Posted 13 December 2012 - 05:36 PM
I don't think its just or all men.
I certainly never wanted to co-sleep with a new born.
Posted 13 December 2012 - 06:03 PM
Hmmm neither me nor my DH intended to be co sleepers. We had a lovely cot set up for DS in his own room (across the hall with monitor). But the I read about how the reason you are meant to room in with your baby is not so you can hear them, it's because being right next to mum actually helps to regulate a newborn's immature physiological system - eg listening to mum's breathing helps to regulate baby's. Also, newborns are not meant to drift into really deep sleep, so parents sleep noises keep baby in a lighter sleep. Plus, my husband felt it wasn't right for a helpless infant be so far from their mama.
So we bought a bassinet. DS would not have a bar of it. Waaaaaahhhhh. So we somehow squeezed the cot in. He slept ok it the cot until he learnt to roll which was at the same time the 4 month sleep regression hit. I was shattered. It was a choice of side carring the cot for easier night nursing or sleep training. Neither DH or I believe in sleep training so the cot became side carred.
It is not DH or my ideal but we have a crappy sleeper.
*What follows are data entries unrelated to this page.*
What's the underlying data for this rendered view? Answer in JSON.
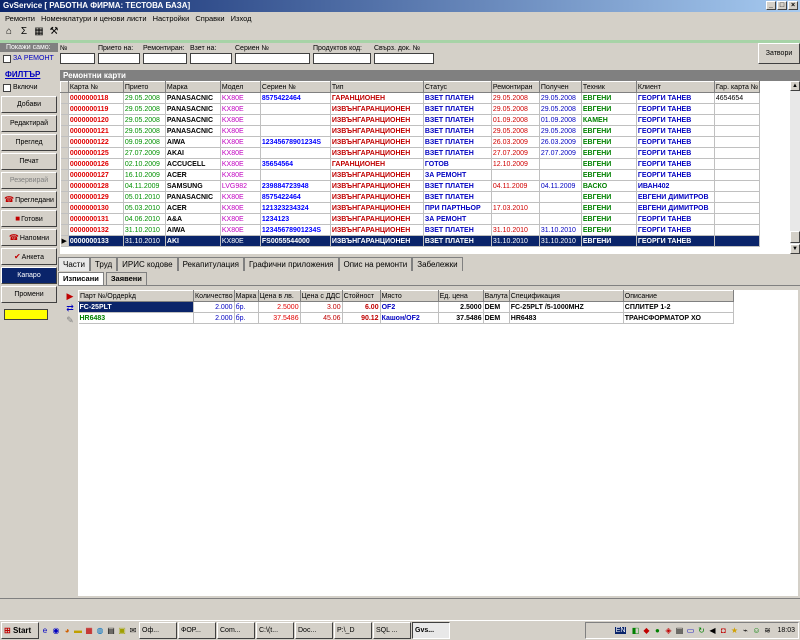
{
  "app": {
    "title": "GvService  [ РАБОТНА ФИРМА: ТЕСТОВА БАЗА]"
  },
  "menu": [
    "Ремонти",
    "Номенклатури и ценови листи",
    "Настройки",
    "Справки",
    "Изход"
  ],
  "show_only": {
    "header": "Покажи само:",
    "za_remont_label": "ЗА РЕМОНТ"
  },
  "filter_fields": [
    {
      "label": "№",
      "value": ""
    },
    {
      "label": "Прието на:",
      "value": ""
    },
    {
      "label": "Ремонтиран:",
      "value": ""
    },
    {
      "label": "Взет на:",
      "value": ""
    },
    {
      "label": "Сериен №",
      "value": ""
    },
    {
      "label": "Продуктов код:",
      "value": ""
    },
    {
      "label": "Свърз. док. №",
      "value": ""
    }
  ],
  "close_label": "Затвори",
  "sidebar": {
    "filter_title": "ФИЛТЪР",
    "include_label": "Включи",
    "buttons": [
      {
        "label": "Добави",
        "icon": ""
      },
      {
        "label": "Редактирай",
        "icon": ""
      },
      {
        "label": "Преглед",
        "icon": ""
      },
      {
        "label": "Печат",
        "icon": ""
      },
      {
        "label": "Резервирай",
        "icon": ""
      },
      {
        "label": "Прегледани",
        "icon": "phone-icon"
      },
      {
        "label": "Готови",
        "icon": "car-icon"
      },
      {
        "label": "Напомни",
        "icon": "phone-icon"
      },
      {
        "label": "Анкета",
        "icon": "check-icon"
      },
      {
        "label": "Капаро",
        "icon": ""
      },
      {
        "label": "Промени",
        "icon": ""
      }
    ]
  },
  "repair_cards": {
    "title": "Ремонтни карти",
    "columns": [
      "Карта №",
      "Прието",
      "Марка",
      "Модел",
      "Сериен №",
      "Тип",
      "Статус",
      "Ремонтиран",
      "Получен",
      "Техник",
      "Клиент",
      "Гар. карта №"
    ],
    "rows": [
      [
        "0000000118",
        "29.05.2008",
        "PANASACNIC",
        "KX80E",
        "8575422464",
        "ГАРАНЦИОНЕН",
        "ВЗЕТ ПЛАТЕН",
        "29.05.2008",
        "29.05.2008",
        "ЕВГЕНИ",
        "ГЕОРГИ ТАНЕВ",
        "4654654"
      ],
      [
        "0000000119",
        "29.05.2008",
        "PANASACNIC",
        "KX80E",
        "",
        "ИЗВЪНГАРАНЦИОНЕН",
        "ВЗЕТ ПЛАТЕН",
        "29.05.2008",
        "29.05.2008",
        "ЕВГЕНИ",
        "ГЕОРГИ ТАНЕВ",
        ""
      ],
      [
        "0000000120",
        "29.05.2008",
        "PANASACNIC",
        "KX80E",
        "",
        "ИЗВЪНГАРАНЦИОНЕН",
        "ВЗЕТ ПЛАТЕН",
        "01.09.2008",
        "01.09.2008",
        "КАМЕН",
        "ГЕОРГИ ТАНЕВ",
        ""
      ],
      [
        "0000000121",
        "29.05.2008",
        "PANASACNIC",
        "KX80E",
        "",
        "ИЗВЪНГАРАНЦИОНЕН",
        "ВЗЕТ ПЛАТЕН",
        "29.05.2008",
        "29.05.2008",
        "ЕВГЕНИ",
        "ГЕОРГИ ТАНЕВ",
        ""
      ],
      [
        "0000000122",
        "09.09.2008",
        "AIWA",
        "KX80E",
        "12345678901234S",
        "ИЗВЪНГАРАНЦИОНЕН",
        "ВЗЕТ ПЛАТЕН",
        "26.03.2009",
        "26.03.2009",
        "ЕВГЕНИ",
        "ГЕОРГИ ТАНЕВ",
        ""
      ],
      [
        "0000000125",
        "27.07.2009",
        "AKAI",
        "KX80E",
        "",
        "ИЗВЪНГАРАНЦИОНЕН",
        "ВЗЕТ ПЛАТЕН",
        "27.07.2009",
        "27.07.2009",
        "ЕВГЕНИ",
        "ГЕОРГИ ТАНЕВ",
        ""
      ],
      [
        "0000000126",
        "02.10.2009",
        "ACCUCELL",
        "KX80E",
        "35654564",
        "ГАРАНЦИОНЕН",
        "ГОТОВ",
        "12.10.2009",
        "",
        "ЕВГЕНИ",
        "ГЕОРГИ ТАНЕВ",
        ""
      ],
      [
        "0000000127",
        "16.10.2009",
        "ACER",
        "KX80E",
        "",
        "ИЗВЪНГАРАНЦИОНЕН",
        "ЗА РЕМОНТ",
        "",
        "",
        "ЕВГЕНИ",
        "ГЕОРГИ ТАНЕВ",
        ""
      ],
      [
        "0000000128",
        "04.11.2009",
        "SAMSUNG",
        "LVG982",
        "239884723948",
        "ИЗВЪНГАРАНЦИОНЕН",
        "ВЗЕТ ПЛАТЕН",
        "04.11.2009",
        "04.11.2009",
        "ВАСКО",
        "ИВАН402",
        ""
      ],
      [
        "0000000129",
        "05.01.2010",
        "PANASACNIC",
        "KX80E",
        "8575422464",
        "ИЗВЪНГАРАНЦИОНЕН",
        "ВЗЕТ ПЛАТЕН",
        "",
        "",
        "ЕВГЕНИ",
        "ЕВГЕНИ ДИМИТРОВ",
        ""
      ],
      [
        "0000000130",
        "05.03.2010",
        "ACER",
        "KX80E",
        "121323234324",
        "ИЗВЪНГАРАНЦИОНЕН",
        "ПРИ ПАРТНЬОР",
        "17.03.2010",
        "",
        "ЕВГЕНИ",
        "ЕВГЕНИ ДИМИТРОВ",
        ""
      ],
      [
        "0000000131",
        "04.06.2010",
        "A&A",
        "KX80E",
        "1234123",
        "ИЗВЪНГАРАНЦИОНЕН",
        "ЗА РЕМОНТ",
        "",
        "",
        "ЕВГЕНИ",
        "ГЕОРГИ ТАНЕВ",
        ""
      ],
      [
        "0000000132",
        "31.10.2010",
        "AIWA",
        "KX80E",
        "12345678901234S",
        "ИЗВЪНГАРАНЦИОНЕН",
        "ВЗЕТ ПЛАТЕН",
        "31.10.2010",
        "31.10.2010",
        "ЕВГЕНИ",
        "ГЕОРГИ ТАНЕВ",
        ""
      ],
      [
        "0000000133",
        "31.10.2010",
        "AKI",
        "KX80E",
        "FS0055544000",
        "ИЗВЪНГАРАНЦИОНЕН",
        "ВЗЕТ ПЛАТЕН",
        "31.10.2010",
        "31.10.2010",
        "ЕВГЕНИ",
        "ГЕОРГИ ТАНЕВ",
        ""
      ]
    ]
  },
  "tabs": [
    "Части",
    "Труд",
    "ИРИС кодове",
    "Рекапитулация",
    "Графични приложения",
    "Опис на ремонти",
    "Забележки"
  ],
  "subtabs": [
    "Изписани",
    "Заявени"
  ],
  "parts": {
    "columns": [
      "Парт №/Ордерkд",
      "Количество",
      "Марка",
      "Цена в лв.",
      "Цена с ДДС",
      "Стойност",
      "Място",
      "Ед. цена",
      "Валута",
      "Спецификация",
      "Описание"
    ],
    "rows": [
      [
        "FC-25PLT",
        "2.000",
        "бр.",
        "2.5000",
        "3.00",
        "6.00",
        "OF2",
        "2.5000",
        "DEM",
        "FC-25PLT   /5-1000MHZ",
        "СПЛИТЕР 1-2"
      ],
      [
        "HR6483",
        "2.000",
        "бр.",
        "37.5486",
        "45.06",
        "90.12",
        "Кашон/OF2",
        "37.5486",
        "DEM",
        "HR6483",
        "ТРАНСФОРМАТОР ХО"
      ]
    ]
  },
  "taskbar": {
    "start_label": "Start",
    "tasks": [
      "Оф...",
      "ФОР...",
      "Com...",
      "C:\\(t...",
      "Doc...",
      "P:\\_D",
      "SQL ...",
      "Gvs..."
    ],
    "language": "EN",
    "clock": "18:03"
  }
}
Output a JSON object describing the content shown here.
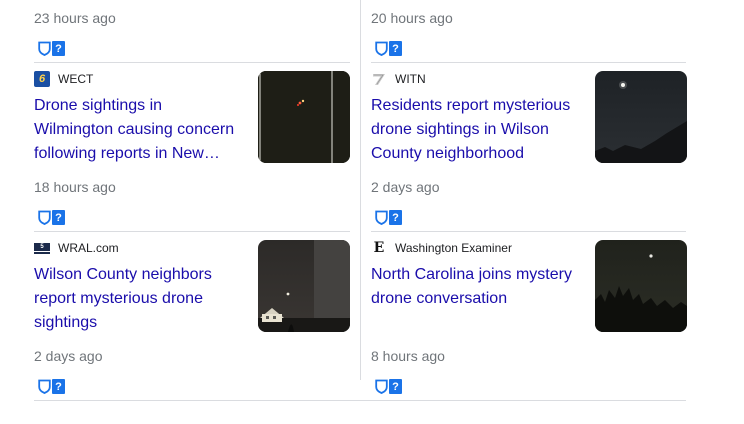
{
  "icons": {
    "shield": "shield-icon",
    "question": "question-icon",
    "question_glyph": "?"
  },
  "colors": {
    "headline": "#1a0dab",
    "meta": "#70757a",
    "badge_blue": "#1a73e8",
    "divider": "#dadce0"
  },
  "top": {
    "left_time": "23 hours ago",
    "right_time": "20 hours ago"
  },
  "articles": [
    {
      "source": "WECT",
      "logo": "wect-logo",
      "title": "Drone sightings in Wilmington causing concern following reports in New…",
      "time": "18 hours ago",
      "thumbnail": "night-sky-drone-lights"
    },
    {
      "source": "WITN",
      "logo": "witn-logo",
      "title": "Residents report mysterious drone sightings in Wilson County neighborhood",
      "time": "2 days ago",
      "thumbnail": "night-sky-single-light"
    },
    {
      "source": "WRAL.com",
      "logo": "wral-logo",
      "title": "Wilson County neighbors report mysterious drone sightings",
      "time": "2 days ago",
      "thumbnail": "night-house-drone"
    },
    {
      "source": "Washington Examiner",
      "logo": "washington-examiner-logo",
      "title": "North Carolina joins mystery drone conversation",
      "time": "8 hours ago",
      "thumbnail": "night-trees-drone"
    }
  ]
}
DH and I get creative re our sex life which is getting back on track after many months of being exhausted. DH was never worried about squishing baby because DS is on my side. I also believe DH needs to be well rested because his role could cost his company a bucketload if he gets a sentence wrong, so he has the option to sleep in the spare room.
I did ask DH if he felt we needed to try moving DS out for the sake of our relationship a couple of months ago, his face went into a frown and he said 'but he is still too little'! So in our circumstance it's not the woman saying 'we must cosleep' and the man feeling ripped off.
0 user(s) are reading this topic
0 members, 0 guests, 0 anonymous users
"It dawned on me that I could do some catch-up work while he fed, but I needed something to help me hold a bottle and my smartphone."
A new mum angered by people suggesting women who deliver their babies via caesarean section have not "given birth" has challenged that misconception by sharing a photograph of her scar.
Actress Olivia Wilde and her fiance Jason Sudeikis are parents again.
A newborn baby is without the tip of one finger after a nurse accidentally cut it off with scissors.
It's a long overdue move for kids and parents alike.
If you've ever shared a bed with a dyed-in-the-wool doona stealer you'll know how frustrating it can be.
Special rituals, as well as favourite cutlery and plates, can make dinner times less challenging and a lot more fun!
Most mums of toddlers have a funny horror story about the time they turned their back for 30 seconds only to find mayhem on their return.
Surgeons at a New York City hospital have separated a pair of 13-month-old boys who were congenitally joined at the head, completing a rare operation that carried a risk of death and severe brain damage, their mother said.
Babies can sometimes get themselves into unusual positions while sleeping, but this youngster has the makings of an acrobat.
In the park near our house my partner and I have a bench. We paid to have it put there last year after our twin boys Fred and John died.
Vaginal or caesarean, bottle- or breastfed: it all influences our gut microbes and future health.
Getting well and falling in love with my son has brought a feeling words simply can't describe. But I didn't expect it to be a little heartbreaking, too.
Haven't we all needed more hands when travelling with babies and toddlers?
Rather than hiding her postpartum hair regrowth, author Giovana Fletcher has photographed and shared it.
With his bald head, light goatee and bulging arms covered in dark tattoos, Officer Kenneth Knox is an imposing figure.
A mother of six from the US claims that Facebook disabled her account because she posted a photograph of herself tandem breastfeeding a stranger's baby along with her own.
Enter now for your chance to win 1 of 4 trips for two to Hawaii, staying at Outrigger resorts in Waikiki.
Take a trip down memory lane with these vinage and retro toys that you may have had in your childhood or your parent's childhood.